His Name is John by Dorien Grey

My Review: In his first Elliott Smith Mystery, His Name is John, Dorien Grey has combined two elements that I enjoy very much; a mystery and a ghost story... and he does a fantastic job with both.

Elliott is a wonderful character; he's down-to-earth, hardworking, dedicated and the kind of person I'd love to know. There's nothing phony about Elliott. I admire and respect his work ethic, his undeniable talent appeals to the hidden artist in me, and, for all intents and purposes, what Elliott does with his buildings is nothing short of magic. He is a true artisan; he might not create, but what he does is the next best thing. Grey's descriptions of the buildings Elliott purchases to restore, of the work that he and his team put into them, leave me hungering for the opportunity to live in any of his restored buildings. It's that real to me.
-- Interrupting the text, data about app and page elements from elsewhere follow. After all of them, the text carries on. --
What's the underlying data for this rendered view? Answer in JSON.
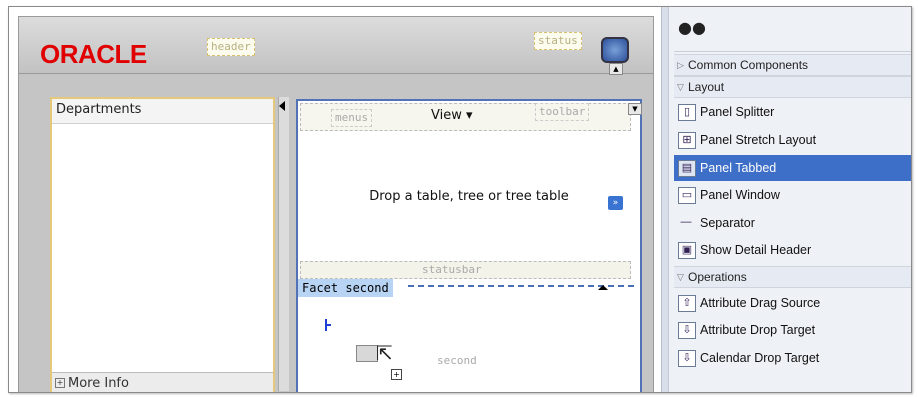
{
  "editor": {
    "logo": "ORACLE",
    "header_tag": "header",
    "status_tag": "status",
    "departments_title": "Departments",
    "more_info": "More Info",
    "menus_tag": "menus",
    "view_menu": "View ▾",
    "toolbar_tag": "toolbar",
    "drop_hint": "Drop a table, tree or tree table",
    "statusbar_tag": "statusbar",
    "facet_label": "Facet  second",
    "second_tag": "second"
  },
  "palette": {
    "sections": [
      {
        "label": "Common Components"
      },
      {
        "label": "Layout"
      },
      {
        "label": "Operations"
      }
    ],
    "layout_items": [
      {
        "label": "Panel Splitter",
        "icon": "panel-splitter-icon"
      },
      {
        "label": "Panel Stretch Layout",
        "icon": "panel-stretch-layout-icon"
      },
      {
        "label": "Panel Tabbed",
        "icon": "panel-tabbed-icon",
        "selected": true
      },
      {
        "label": "Panel Window",
        "icon": "panel-window-icon"
      },
      {
        "label": "Separator",
        "icon": "separator-icon"
      },
      {
        "label": "Show Detail Header",
        "icon": "show-detail-header-icon"
      }
    ],
    "operation_items": [
      {
        "label": "Attribute Drag Source",
        "icon": "attribute-drag-source-icon"
      },
      {
        "label": "Attribute Drop Target",
        "icon": "attribute-drop-target-icon"
      },
      {
        "label": "Calendar Drop Target",
        "icon": "calendar-drop-target-icon"
      }
    ],
    "selection_color": "#3d6ec8"
  }
}
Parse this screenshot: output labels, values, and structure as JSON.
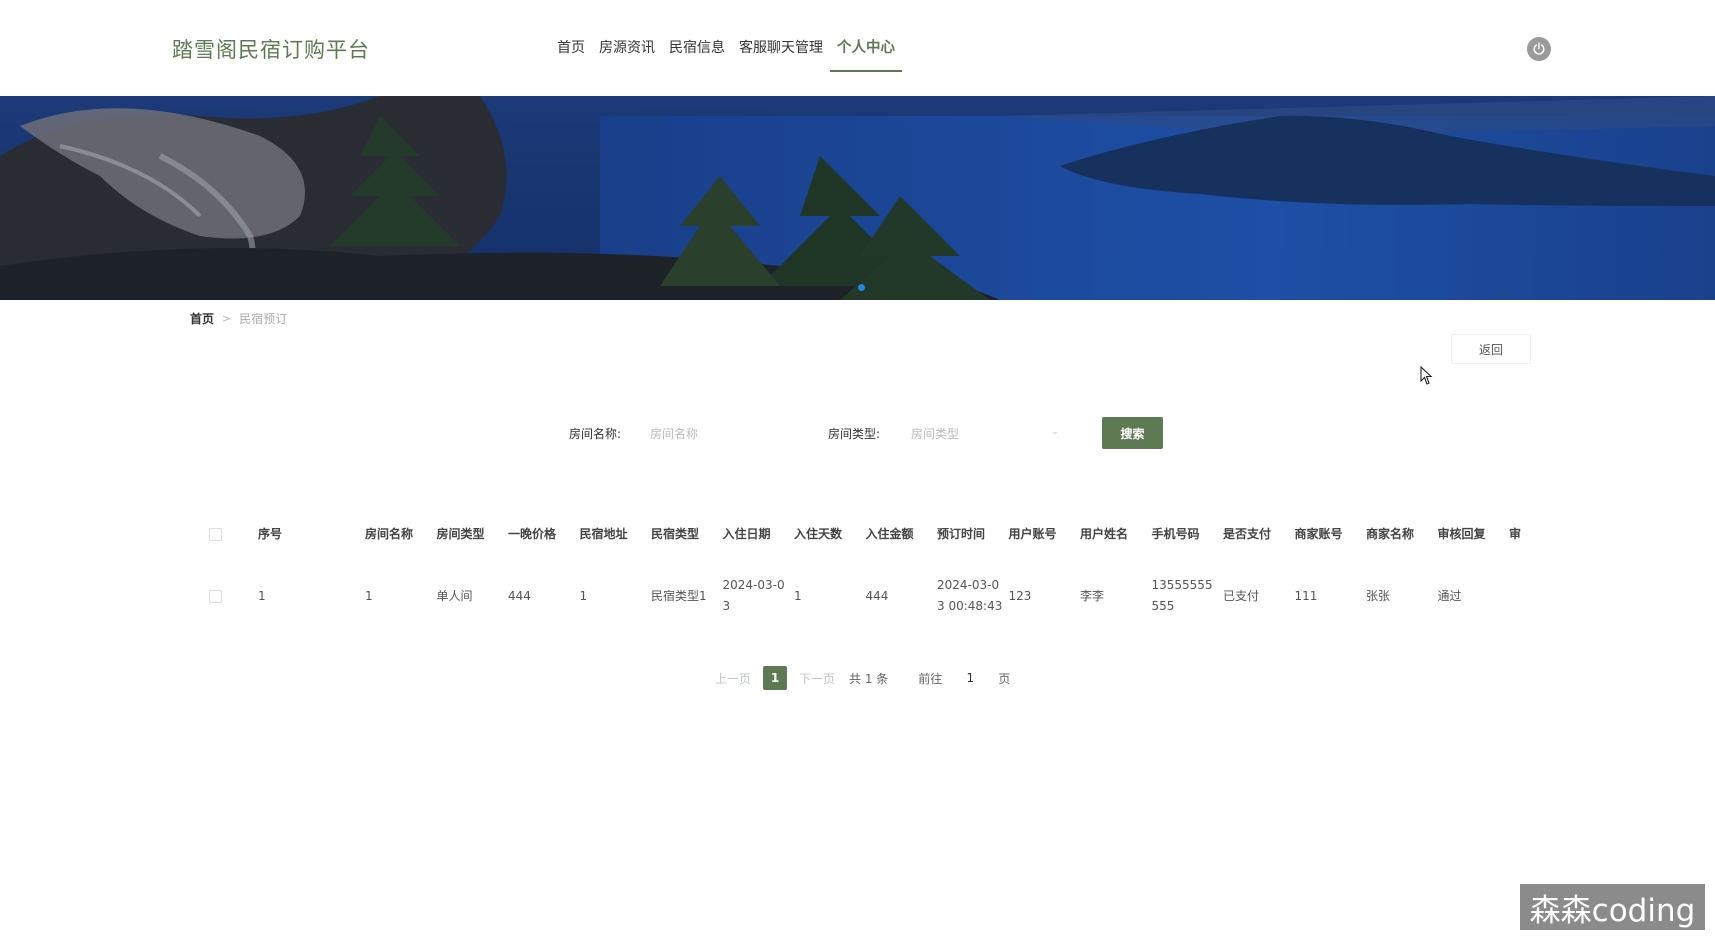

Then there is the painstakingly slow process that Elliott and John go through to discover just what happened to John. And believe you me, the suspense and tension is extremely finely drawn. So much of what Elliott learns comes in dribs and drabs and it is almost too painful; but, surprisingly for me for I am VERY impatient, Grey's timing is impeccable. Actually for Elliott to 'solve' the mystery of John--his life and his death--any more quickly would create an unrealistic scenario... and yes, I became very involved, mentally and emotionally, in the whole thing. In fact, since I got the book last fall I've read it at least twice, and I could easily sit down and read it again.
I'd know, though, to have a box of tissues readily available.

I absolutely love it when, without knowing an author's work, I buy a print copy and find myself utterly captivated by the his writing, the characters and the story. Dorien Grey, and his first Elliott Smith book His Name is John, is such a treasure.

I hope that some of what I've said, and I'm usually much more succinct in my reviews, tempts you to give both the author and the book a chance; I don't think that you will be disappointed.
5 Stars out of 5

His Name is John by Dorien Grey
Publisher: Zumaya Publication
Genre: Gay, Mystery, Ghost
Pages: 208

Story Description: Elliott Smith never considered himself to be anything special, if you didn't count having wealthy parents, whom he largely ignores. His profession is buying, restoring and reselling small apartment buildings around Chicago. Gay and contentedly single at 38, he has, in addition to his globetrotting parents, a devoted sister, a police detective brother-in-law, two nieces and a nephew. Everything in his life is going along perfectly fine until he wakes in the hospital after being hit by a car aware of being watched by someone who isn't there. Despite being sure what happens next can be attributed to his injuries from the accident, Elliott is reluctantly, inexorably, drawn into the search to find a name for the unidentified murdered man who died next to him in the Emergency Room-and who killed him. His investigation takes him on a trail that leads from photographs to motor homes, a body hidden behind a wall for more than sixty years, old neighbors and old enemies, and a nun with a secret she does not know she holds. Along the way, Elliott also finds himself on the threshold of a new relationship with potential he never would have imagined. Elliott invites you to join him on his search in this first book of a new series by popular mystery author Dorien Grey, whose Dick Hardesty mystery series has included four finalists for a Lambda Literary Award.                                 


  1. Kathy, finding a link to your wonderful review in my In Box this morning was like finding a gift on my doorstep, and goes to underscore my long-held belief that there is nothing more important to a writer than a reader who appreciates his/her work.

    Thank you so much! I am in your debt.

    Best Regards,


  2. Hi Dorien,

    It was my pleasure. For me as a reader to find books that I can read over and over again and get something new and exciting each and every time is a gift, one that you've given over and over.
    And I've just started reading the Dick Hardesty mysteries; I must say that I look forward to many more hours of enjoyment.

    Best regards,